On 18 November 1963, US President John F Kennedy performed that oddest of presidential duties – he pardoned a Thanksgiving turkey outside the Oval Office. Less than a week later he was gunned down in Dallas. In his Thanksgiving proclamation, issued before that fatal day, he said: “As we express our gratitude, we must never forget that the highest appreciation is not to utter words but to live by them.”
JFK of course defeated Richard Nixon in 1960 by the slimmest of margins. Back then 69 million Americans went to the polls and just 12,000 of them determined who became President (according to a 1961 GOP report quoted by Victor Lasky in his book JFK the Man & the Myth).
There are so many sliding doors and ‘what if?’ moments in history, in our lives. If it had rained in key states would Nixon have won? An influential 2007 study found that bad weather depresses voter turnout but favours Republicans as marginalised voters who tend to support Democrats are deterred by inclement conditions.
It is set to be a dry election day in most of the USA so it could bode well for one of the unlikeliest but greatest fundraisers of all time – Joe Biden. And while the rich and famous have supported him, his September haul was mostly a grassroots affair with donations coming from 5.5 million donors with an average contribution of about US$44.
Like all good fundraisers, the presidential candidate took to Twitter to thank his donors. “To every person who chipped in a few dollars last month — thank you. Because of your support, we raised an astounding $383 million. I’m incredibly humbled.”
Will it be enough? We’ll all know by the time you read this magazine.

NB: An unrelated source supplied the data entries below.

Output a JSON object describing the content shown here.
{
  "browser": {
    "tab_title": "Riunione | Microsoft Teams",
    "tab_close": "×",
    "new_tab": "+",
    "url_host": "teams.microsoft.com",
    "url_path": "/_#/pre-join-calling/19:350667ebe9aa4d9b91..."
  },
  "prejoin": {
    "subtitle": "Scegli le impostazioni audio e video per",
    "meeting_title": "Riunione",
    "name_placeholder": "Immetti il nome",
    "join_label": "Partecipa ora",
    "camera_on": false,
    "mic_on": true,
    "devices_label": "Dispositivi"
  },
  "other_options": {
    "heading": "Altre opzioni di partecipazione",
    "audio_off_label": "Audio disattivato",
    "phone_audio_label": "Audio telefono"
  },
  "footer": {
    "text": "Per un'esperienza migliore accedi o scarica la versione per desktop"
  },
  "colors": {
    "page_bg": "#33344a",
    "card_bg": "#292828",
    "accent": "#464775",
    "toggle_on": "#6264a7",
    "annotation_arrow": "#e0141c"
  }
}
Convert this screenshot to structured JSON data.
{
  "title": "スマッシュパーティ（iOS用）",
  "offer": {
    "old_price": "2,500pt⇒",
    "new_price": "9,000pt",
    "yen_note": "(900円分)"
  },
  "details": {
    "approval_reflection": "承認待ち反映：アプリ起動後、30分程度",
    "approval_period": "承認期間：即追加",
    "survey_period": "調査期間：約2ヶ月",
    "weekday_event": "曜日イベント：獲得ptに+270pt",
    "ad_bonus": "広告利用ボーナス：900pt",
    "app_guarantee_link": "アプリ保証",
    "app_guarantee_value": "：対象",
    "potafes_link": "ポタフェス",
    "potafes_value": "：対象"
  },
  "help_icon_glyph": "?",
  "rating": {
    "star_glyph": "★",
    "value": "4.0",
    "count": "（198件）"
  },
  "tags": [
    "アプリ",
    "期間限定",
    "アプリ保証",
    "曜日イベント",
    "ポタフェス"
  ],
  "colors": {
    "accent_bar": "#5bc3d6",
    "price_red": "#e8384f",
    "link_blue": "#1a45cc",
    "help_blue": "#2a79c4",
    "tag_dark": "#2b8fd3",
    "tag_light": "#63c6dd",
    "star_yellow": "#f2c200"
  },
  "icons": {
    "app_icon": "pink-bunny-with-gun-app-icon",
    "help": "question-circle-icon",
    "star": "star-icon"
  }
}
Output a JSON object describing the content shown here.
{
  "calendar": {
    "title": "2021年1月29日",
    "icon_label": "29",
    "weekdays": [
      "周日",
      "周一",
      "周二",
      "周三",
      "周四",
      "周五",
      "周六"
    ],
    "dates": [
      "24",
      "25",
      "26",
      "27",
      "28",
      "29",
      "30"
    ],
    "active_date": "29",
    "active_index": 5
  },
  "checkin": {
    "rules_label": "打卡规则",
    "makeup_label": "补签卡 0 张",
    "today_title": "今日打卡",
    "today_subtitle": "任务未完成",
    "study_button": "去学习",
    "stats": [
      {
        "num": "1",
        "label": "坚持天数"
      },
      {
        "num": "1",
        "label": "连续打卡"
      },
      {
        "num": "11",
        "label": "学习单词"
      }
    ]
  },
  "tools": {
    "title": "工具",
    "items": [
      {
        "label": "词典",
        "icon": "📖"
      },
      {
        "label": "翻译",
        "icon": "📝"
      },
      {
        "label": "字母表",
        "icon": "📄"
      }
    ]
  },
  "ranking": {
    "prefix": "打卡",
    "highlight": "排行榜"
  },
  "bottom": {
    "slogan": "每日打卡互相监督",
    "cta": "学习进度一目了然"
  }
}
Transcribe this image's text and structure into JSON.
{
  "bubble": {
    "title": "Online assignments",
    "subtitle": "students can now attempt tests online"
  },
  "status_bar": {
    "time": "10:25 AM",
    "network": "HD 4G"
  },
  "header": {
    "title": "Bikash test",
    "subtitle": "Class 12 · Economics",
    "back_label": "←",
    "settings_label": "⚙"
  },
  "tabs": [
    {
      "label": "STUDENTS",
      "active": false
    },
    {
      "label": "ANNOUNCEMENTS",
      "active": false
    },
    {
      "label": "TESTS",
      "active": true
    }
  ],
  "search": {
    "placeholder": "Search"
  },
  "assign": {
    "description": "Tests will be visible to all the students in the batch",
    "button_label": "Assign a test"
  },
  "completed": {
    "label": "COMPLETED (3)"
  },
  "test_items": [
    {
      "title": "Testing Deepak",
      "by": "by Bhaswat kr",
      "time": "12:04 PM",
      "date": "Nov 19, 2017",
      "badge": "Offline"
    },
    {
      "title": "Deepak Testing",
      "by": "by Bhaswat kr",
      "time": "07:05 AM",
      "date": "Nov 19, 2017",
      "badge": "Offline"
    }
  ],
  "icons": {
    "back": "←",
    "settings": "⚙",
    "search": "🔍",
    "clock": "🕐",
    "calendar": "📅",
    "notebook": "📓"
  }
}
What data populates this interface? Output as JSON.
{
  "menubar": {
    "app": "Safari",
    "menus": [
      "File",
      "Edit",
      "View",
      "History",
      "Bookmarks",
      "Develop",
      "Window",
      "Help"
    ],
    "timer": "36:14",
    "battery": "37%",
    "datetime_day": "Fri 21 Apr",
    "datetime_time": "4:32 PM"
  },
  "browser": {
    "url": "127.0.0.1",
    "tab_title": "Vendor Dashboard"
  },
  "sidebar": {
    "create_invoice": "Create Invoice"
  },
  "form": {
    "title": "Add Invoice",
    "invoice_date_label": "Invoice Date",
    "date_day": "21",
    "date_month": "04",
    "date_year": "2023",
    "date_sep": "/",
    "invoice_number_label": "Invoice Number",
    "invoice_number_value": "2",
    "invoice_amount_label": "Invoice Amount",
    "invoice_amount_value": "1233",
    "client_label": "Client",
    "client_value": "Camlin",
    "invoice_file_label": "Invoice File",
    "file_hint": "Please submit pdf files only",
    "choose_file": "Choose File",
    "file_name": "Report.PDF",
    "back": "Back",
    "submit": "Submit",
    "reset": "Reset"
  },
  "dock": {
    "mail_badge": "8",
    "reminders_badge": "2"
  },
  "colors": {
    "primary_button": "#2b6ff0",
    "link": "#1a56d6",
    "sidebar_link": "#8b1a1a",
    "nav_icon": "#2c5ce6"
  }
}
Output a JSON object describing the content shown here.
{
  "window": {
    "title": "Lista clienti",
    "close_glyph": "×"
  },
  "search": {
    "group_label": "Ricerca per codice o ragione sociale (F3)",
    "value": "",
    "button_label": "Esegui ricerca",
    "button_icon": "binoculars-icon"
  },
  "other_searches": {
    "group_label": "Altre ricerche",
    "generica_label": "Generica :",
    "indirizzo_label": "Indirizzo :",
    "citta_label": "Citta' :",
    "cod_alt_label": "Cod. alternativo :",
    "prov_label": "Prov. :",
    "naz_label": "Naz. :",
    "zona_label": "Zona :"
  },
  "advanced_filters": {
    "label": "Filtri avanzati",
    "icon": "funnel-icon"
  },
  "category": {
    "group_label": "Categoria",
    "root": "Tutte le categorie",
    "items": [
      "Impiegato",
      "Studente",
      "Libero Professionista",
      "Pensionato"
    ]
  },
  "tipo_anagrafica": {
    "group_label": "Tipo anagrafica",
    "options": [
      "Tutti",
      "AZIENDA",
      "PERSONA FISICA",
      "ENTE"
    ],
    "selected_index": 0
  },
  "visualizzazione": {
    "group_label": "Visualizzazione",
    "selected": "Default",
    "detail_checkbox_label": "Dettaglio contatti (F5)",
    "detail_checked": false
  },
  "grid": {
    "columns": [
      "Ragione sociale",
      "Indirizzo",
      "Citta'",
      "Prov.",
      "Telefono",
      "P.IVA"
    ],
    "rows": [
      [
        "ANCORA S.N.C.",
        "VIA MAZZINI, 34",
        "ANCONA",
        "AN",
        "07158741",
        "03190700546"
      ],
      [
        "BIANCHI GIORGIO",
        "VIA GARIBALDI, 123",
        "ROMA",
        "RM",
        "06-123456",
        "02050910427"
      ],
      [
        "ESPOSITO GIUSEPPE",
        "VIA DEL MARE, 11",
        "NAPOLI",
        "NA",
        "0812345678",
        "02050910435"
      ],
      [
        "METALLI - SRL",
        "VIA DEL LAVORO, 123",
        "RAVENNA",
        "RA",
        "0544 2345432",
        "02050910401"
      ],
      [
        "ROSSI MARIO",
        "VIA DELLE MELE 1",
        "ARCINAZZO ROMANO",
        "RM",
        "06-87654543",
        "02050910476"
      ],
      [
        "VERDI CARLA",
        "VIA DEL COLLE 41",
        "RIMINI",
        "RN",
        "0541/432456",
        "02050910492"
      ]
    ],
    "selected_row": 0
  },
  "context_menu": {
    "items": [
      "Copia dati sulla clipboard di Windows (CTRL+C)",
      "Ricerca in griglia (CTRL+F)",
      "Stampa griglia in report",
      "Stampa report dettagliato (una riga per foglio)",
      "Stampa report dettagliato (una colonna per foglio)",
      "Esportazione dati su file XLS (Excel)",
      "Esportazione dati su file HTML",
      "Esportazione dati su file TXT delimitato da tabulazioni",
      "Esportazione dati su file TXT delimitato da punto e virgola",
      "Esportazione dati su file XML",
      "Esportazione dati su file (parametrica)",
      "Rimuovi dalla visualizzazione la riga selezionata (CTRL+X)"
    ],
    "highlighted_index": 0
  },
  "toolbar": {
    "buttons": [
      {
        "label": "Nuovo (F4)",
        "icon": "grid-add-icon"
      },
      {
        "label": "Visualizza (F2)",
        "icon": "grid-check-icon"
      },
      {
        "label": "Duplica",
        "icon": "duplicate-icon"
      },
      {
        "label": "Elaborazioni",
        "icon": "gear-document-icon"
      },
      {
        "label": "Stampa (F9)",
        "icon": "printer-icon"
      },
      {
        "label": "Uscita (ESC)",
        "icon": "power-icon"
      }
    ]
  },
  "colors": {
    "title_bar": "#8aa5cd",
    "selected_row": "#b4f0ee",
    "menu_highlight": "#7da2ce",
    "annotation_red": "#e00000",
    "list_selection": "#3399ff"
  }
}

But like Joe and all the great fundraisers out there, we are humbled by the support we receive. Especially during this tumultuous, troubling and strange year.
We utter the words and hope to live by them. Thank you.